[Excerpts from an interface dataset]
- - - - - - -
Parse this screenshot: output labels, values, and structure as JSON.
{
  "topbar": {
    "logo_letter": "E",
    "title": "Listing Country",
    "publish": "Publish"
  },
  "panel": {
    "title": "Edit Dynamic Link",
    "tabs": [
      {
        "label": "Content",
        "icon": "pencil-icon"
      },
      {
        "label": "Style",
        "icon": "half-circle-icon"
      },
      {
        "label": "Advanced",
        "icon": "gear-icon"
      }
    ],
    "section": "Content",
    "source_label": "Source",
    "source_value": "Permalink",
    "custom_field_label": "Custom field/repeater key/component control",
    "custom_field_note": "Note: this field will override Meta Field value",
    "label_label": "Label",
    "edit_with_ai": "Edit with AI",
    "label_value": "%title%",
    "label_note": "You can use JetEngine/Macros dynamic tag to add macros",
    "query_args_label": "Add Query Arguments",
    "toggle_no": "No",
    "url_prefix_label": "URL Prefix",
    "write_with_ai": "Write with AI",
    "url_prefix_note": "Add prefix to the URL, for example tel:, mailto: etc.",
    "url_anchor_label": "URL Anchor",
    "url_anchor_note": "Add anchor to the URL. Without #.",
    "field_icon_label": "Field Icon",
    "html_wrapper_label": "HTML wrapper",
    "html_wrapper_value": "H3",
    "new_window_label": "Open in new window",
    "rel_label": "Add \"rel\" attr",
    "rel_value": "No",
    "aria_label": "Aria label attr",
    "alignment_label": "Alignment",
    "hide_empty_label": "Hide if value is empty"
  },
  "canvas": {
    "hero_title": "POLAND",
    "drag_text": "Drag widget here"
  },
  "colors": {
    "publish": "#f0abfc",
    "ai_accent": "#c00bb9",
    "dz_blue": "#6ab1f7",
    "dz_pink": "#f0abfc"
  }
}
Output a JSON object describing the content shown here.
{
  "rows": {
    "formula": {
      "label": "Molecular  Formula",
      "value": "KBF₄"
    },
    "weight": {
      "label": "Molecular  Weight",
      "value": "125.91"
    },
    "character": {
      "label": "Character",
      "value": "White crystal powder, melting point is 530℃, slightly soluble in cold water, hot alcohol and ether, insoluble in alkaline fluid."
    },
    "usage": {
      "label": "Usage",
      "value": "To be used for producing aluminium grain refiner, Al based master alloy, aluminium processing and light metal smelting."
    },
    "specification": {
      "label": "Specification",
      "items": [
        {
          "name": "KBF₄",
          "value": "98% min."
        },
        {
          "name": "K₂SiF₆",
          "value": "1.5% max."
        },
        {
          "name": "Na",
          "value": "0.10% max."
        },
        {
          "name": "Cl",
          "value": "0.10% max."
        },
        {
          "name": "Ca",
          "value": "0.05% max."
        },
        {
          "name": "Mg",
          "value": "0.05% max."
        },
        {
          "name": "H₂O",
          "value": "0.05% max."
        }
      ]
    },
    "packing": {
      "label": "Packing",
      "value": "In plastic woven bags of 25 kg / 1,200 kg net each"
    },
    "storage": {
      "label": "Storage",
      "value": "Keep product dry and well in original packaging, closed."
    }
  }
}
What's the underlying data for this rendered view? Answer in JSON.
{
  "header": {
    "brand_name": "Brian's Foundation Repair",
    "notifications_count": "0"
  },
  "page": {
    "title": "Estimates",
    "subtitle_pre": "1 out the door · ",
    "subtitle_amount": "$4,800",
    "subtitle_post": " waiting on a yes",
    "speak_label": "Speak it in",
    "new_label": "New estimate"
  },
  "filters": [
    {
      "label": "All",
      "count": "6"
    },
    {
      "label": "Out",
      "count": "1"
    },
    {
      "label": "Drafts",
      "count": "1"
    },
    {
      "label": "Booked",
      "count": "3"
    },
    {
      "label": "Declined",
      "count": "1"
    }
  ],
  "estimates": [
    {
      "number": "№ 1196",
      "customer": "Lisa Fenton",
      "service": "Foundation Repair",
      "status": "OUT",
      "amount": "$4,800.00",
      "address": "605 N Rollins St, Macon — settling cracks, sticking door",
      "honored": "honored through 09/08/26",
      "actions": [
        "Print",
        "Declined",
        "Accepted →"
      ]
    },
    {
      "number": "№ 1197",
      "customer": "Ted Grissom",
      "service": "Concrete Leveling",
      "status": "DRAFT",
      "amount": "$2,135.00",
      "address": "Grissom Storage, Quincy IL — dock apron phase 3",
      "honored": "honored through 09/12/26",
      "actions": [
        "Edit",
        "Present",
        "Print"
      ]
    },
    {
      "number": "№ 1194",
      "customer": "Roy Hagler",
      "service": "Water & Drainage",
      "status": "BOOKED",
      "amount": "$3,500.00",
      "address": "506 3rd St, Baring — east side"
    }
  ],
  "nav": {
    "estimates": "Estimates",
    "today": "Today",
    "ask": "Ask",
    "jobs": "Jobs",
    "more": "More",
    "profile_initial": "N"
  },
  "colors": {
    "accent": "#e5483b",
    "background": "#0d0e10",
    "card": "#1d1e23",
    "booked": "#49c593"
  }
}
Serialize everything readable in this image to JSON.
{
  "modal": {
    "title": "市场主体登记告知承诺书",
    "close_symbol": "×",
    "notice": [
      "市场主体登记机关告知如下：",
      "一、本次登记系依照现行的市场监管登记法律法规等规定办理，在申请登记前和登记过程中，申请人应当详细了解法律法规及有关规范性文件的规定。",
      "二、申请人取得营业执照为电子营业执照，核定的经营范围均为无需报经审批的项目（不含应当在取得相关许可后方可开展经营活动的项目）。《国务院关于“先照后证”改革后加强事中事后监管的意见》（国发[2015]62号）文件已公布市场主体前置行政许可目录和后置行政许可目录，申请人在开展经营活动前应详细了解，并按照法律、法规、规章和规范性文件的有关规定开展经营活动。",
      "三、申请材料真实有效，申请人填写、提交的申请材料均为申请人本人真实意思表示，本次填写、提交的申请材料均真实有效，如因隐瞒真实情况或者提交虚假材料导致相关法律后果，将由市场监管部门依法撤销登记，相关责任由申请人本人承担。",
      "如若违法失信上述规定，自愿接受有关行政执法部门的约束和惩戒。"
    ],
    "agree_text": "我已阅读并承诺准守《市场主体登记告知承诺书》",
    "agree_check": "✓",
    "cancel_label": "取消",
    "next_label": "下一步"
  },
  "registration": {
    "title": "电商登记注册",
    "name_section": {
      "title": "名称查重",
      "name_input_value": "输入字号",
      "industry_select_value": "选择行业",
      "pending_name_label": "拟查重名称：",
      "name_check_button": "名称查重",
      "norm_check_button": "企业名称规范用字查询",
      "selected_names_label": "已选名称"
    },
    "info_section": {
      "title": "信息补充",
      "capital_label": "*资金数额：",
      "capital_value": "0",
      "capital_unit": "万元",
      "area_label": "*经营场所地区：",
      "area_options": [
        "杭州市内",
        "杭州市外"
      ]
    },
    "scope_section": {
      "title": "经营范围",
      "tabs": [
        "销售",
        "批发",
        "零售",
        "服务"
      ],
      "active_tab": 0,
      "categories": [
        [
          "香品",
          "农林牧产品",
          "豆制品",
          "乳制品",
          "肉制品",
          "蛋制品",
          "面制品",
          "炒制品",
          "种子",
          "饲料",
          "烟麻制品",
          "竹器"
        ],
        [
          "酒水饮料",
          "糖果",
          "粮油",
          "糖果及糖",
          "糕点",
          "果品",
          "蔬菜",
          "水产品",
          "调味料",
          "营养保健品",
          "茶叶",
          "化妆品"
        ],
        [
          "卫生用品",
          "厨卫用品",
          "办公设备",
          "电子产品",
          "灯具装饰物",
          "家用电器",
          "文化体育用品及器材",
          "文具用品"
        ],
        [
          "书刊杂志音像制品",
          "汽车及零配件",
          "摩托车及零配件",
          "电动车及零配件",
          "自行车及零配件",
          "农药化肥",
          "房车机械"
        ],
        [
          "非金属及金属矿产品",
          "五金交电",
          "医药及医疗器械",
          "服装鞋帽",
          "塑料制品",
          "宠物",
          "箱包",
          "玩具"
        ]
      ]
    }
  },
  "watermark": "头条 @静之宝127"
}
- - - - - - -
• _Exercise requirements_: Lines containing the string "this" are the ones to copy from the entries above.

• _Result of the task_:
Parse this screenshot: output labels, values, and structure as JSON.
    "custom_field_note": "Note: this field will override Meta Field value",
What's the underlying data for this rendered view? Answer in JSON.
Serialize everything readable in this image to JSON.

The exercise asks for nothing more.